Volume 22, Issue 2 / February 2018

Films of the 1940s

Offscreen sets its sight into the past, to the 1940s, and features a series of reviews and essays on films made in that war-torn decade. The genre (or movement, depending on your view) that has stood the test of time perhaps best from that period is the film noir. Although the immediate context just prior to and and after the Second World War —French Poetic Realism of the 1930s, the aesthetic influence on film noir of German filmmakers, actors, technicians who fled from Nazi Germany, the difficulties of post-War reintegration of soldiers to civilian life and women to more orthodox domestic roles— is enough evidence for reading film noir as a film movement, but the continuing popularity of the film noir style suggests that even if it started off as a movement, it has morphed into a film genre. In my film circle, there is no one more well versed in film noir than Peter Rist, who makes us all envious of his trip to San Francisco for the film event, Noir City 16. A second essay on film noir follows from first time writer Éloïse Thompson-Tremblay, who demonstrates the progressive depiction of female characters in the novels of noir scribe Cornell Woolrich, and how these progressive elements are largely carried over into the filmic adaptations. Though sometimes labelled a film noir, The Spiral Staircase is more of a gothic melodrama, mystery with horror overtones. Michael Sooriyakumaran studies its generic permutations in his review of the film.

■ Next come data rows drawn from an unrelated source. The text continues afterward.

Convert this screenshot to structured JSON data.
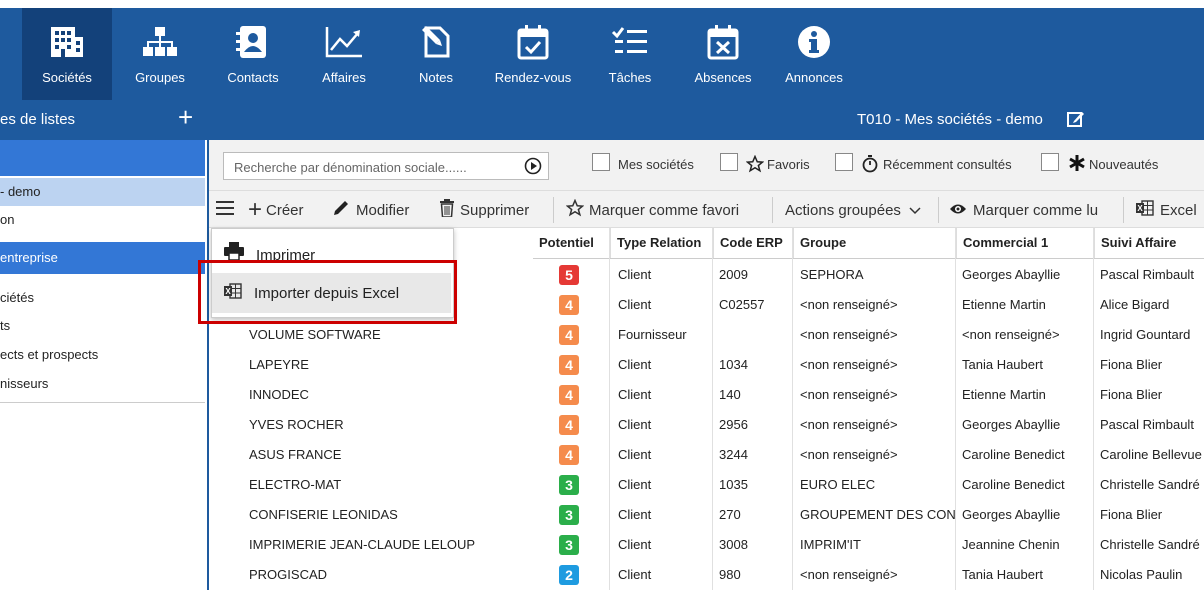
{
  "nav": {
    "items": [
      {
        "label": "Sociétés",
        "icon": "building-icon",
        "active": true
      },
      {
        "label": "Groupes",
        "icon": "org-chart-icon"
      },
      {
        "label": "Contacts",
        "icon": "contact-card-icon"
      },
      {
        "label": "Affaires",
        "icon": "chart-line-icon"
      },
      {
        "label": "Notes",
        "icon": "note-pen-icon"
      },
      {
        "label": "Rendez-vous",
        "icon": "calendar-check-icon"
      },
      {
        "label": "Tâches",
        "icon": "task-list-icon"
      },
      {
        "label": "Absences",
        "icon": "calendar-x-icon"
      },
      {
        "label": "Annonces",
        "icon": "info-icon"
      }
    ]
  },
  "sidebar": {
    "header": "es de listes",
    "items": [
      {
        "label": "- demo"
      },
      {
        "label": "on"
      },
      {
        "label": "entreprise"
      },
      {
        "label": "ciétés"
      },
      {
        "label": "ts"
      },
      {
        "label": "ects et prospects"
      },
      {
        "label": "nisseurs"
      }
    ]
  },
  "main": {
    "title": "T010 - Mes sociétés - demo"
  },
  "filters": {
    "search_placeholder": "Recherche par dénomination sociale......",
    "mes_societes": "Mes sociétés",
    "favoris": "Favoris",
    "recemment": "Récemment consultés",
    "nouveautes": "Nouveautés"
  },
  "toolbar": {
    "creer": "Créer",
    "modifier": "Modifier",
    "supprimer": "Supprimer",
    "favori": "Marquer comme favori",
    "actions": "Actions groupées",
    "marquer_lu": "Marquer comme lu",
    "excel": "Excel"
  },
  "dropdown": {
    "imprimer": "Imprimer",
    "importer": "Importer depuis Excel"
  },
  "table": {
    "headers": [
      "Potentiel",
      "Type Relation",
      "Code ERP",
      "Groupe",
      "Commercial 1",
      "Suivi Affaire"
    ],
    "rows": [
      {
        "name": "",
        "potentiel": "5",
        "color": "#e53935",
        "type": "Client",
        "erp": "2009",
        "groupe": "SEPHORA",
        "commercial": "Georges Abayllie",
        "suivi": "Pascal Rimbault"
      },
      {
        "name": "",
        "potentiel": "4",
        "color": "#f58b4c",
        "type": "Client",
        "erp": "C02557",
        "groupe": "<non renseigné>",
        "commercial": "Etienne Martin",
        "suivi": "Alice Bigard"
      },
      {
        "name": "VOLUME SOFTWARE",
        "potentiel": "4",
        "color": "#f58b4c",
        "type": "Fournisseur",
        "erp": "",
        "groupe": "<non renseigné>",
        "commercial": "<non renseigné>",
        "suivi": "Ingrid Gountard"
      },
      {
        "name": "LAPEYRE",
        "potentiel": "4",
        "color": "#f58b4c",
        "type": "Client",
        "erp": "1034",
        "groupe": "<non renseigné>",
        "commercial": "Tania Haubert",
        "suivi": "Fiona Blier"
      },
      {
        "name": "INNODEC",
        "potentiel": "4",
        "color": "#f58b4c",
        "type": "Client",
        "erp": "140",
        "groupe": "<non renseigné>",
        "commercial": "Etienne Martin",
        "suivi": "Fiona Blier"
      },
      {
        "name": "YVES ROCHER",
        "potentiel": "4",
        "color": "#f58b4c",
        "type": "Client",
        "erp": "2956",
        "groupe": "<non renseigné>",
        "commercial": "Georges Abayllie",
        "suivi": "Pascal Rimbault"
      },
      {
        "name": "ASUS FRANCE",
        "potentiel": "4",
        "color": "#f58b4c",
        "type": "Client",
        "erp": "3244",
        "groupe": "<non renseigné>",
        "commercial": "Caroline Benedict",
        "suivi": "Caroline Bellevue"
      },
      {
        "name": "ELECTRO-MAT",
        "potentiel": "3",
        "color": "#2bae4a",
        "type": "Client",
        "erp": "1035",
        "groupe": "EURO ELEC",
        "commercial": "Caroline Benedict",
        "suivi": "Christelle Sandré"
      },
      {
        "name": "CONFISERIE LEONIDAS",
        "potentiel": "3",
        "color": "#2bae4a",
        "type": "Client",
        "erp": "270",
        "groupe": "GROUPEMENT DES CON",
        "commercial": "Georges Abayllie",
        "suivi": "Fiona Blier"
      },
      {
        "name": "IMPRIMERIE JEAN-CLAUDE LELOUP",
        "potentiel": "3",
        "color": "#2bae4a",
        "type": "Client",
        "erp": "3008",
        "groupe": "IMPRIM'IT",
        "commercial": "Jeannine Chenin",
        "suivi": "Christelle Sandré"
      },
      {
        "name": "PROGISCAD",
        "potentiel": "2",
        "color": "#1e9be0",
        "type": "Client",
        "erp": "980",
        "groupe": "<non renseigné>",
        "commercial": "Tania Haubert",
        "suivi": "Nicolas Paulin"
      }
    ]
  }
}
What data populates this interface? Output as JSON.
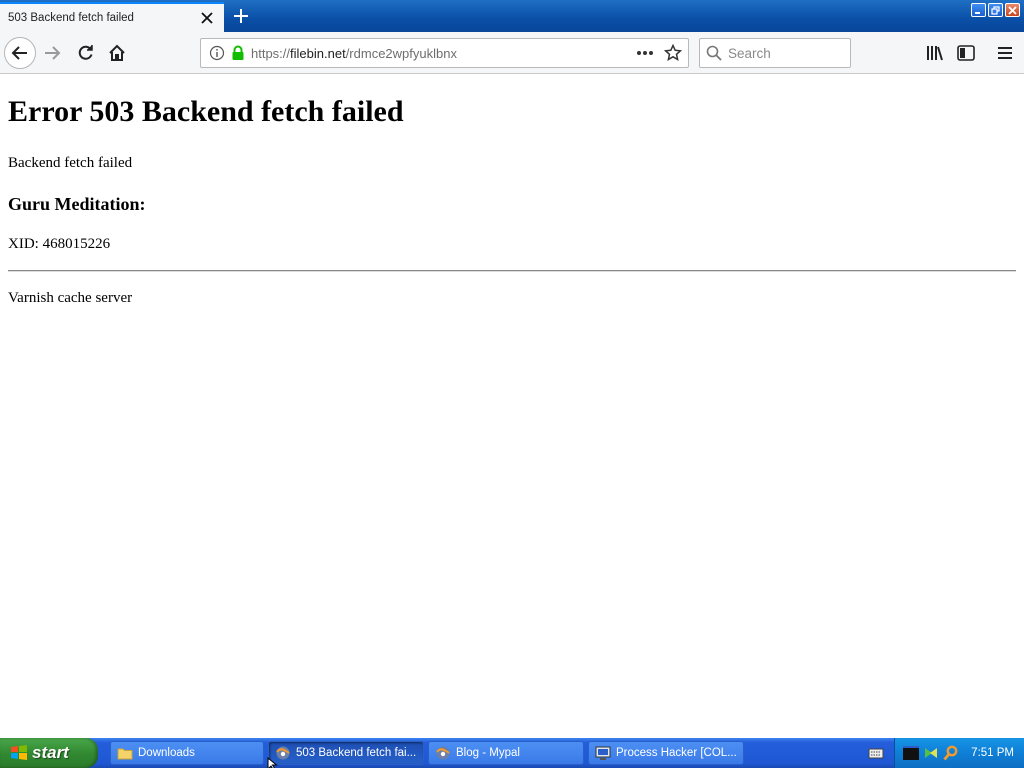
{
  "browser": {
    "tab": {
      "title": "503 Backend fetch failed"
    },
    "url": {
      "prefix": "https://",
      "host": "filebin.net",
      "path": "/rdmce2wpfyuklbnx"
    },
    "search": {
      "placeholder": "Search"
    }
  },
  "page": {
    "heading": "Error 503 Backend fetch failed",
    "message": "Backend fetch failed",
    "subheading": "Guru Meditation:",
    "xid": "XID: 468015226",
    "footer": "Varnish cache server"
  },
  "taskbar": {
    "start_label": "start",
    "tasks": [
      {
        "label": "Downloads",
        "icon": "folder-icon"
      },
      {
        "label": "503 Backend fetch fai...",
        "icon": "browser-icon"
      },
      {
        "label": "Blog - Mypal",
        "icon": "browser-icon"
      },
      {
        "label": "Process Hacker [COL...",
        "icon": "monitor-icon"
      }
    ],
    "clock": "7:51 PM"
  },
  "colors": {
    "tab_accent": "#0a84ff",
    "lock_green": "#12bc00",
    "taskbar_blue": "#245edb",
    "start_green": "#328a32"
  }
}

Douglas Buck has long been a staunch admirer of Ingmar Bergman, a director whose stock has wavered over the years, but who was once (and still is for some people, like Buck) one of the most important directors of his generation, who helped usher in the tradition of post-war art cinema. Torment was Bergman’s entry into filmmaking, as his first ever script. Though not a film noir, Buck’s review suggests a strong indirect kinship through its German expressionist styling, while passages such as “the severity of the characters and their existential struggles against an unjust universe” could just as well be describing a classic film noir. Rounding out the issue is an essay by David George Menard on the oddball 1943 William Wellman western, The Ox-Bow Incident. Tagged as an “anti-western” for its stage bound claustrophobic style, anti-vigilantism and heavy reliance on dialogue over action, The Ox-Bow Incident remains a curious mix of entertainment and moralism. (Donato Totaro, ed.)

← Previous Issue

Next Issue →

Recent Issues

More →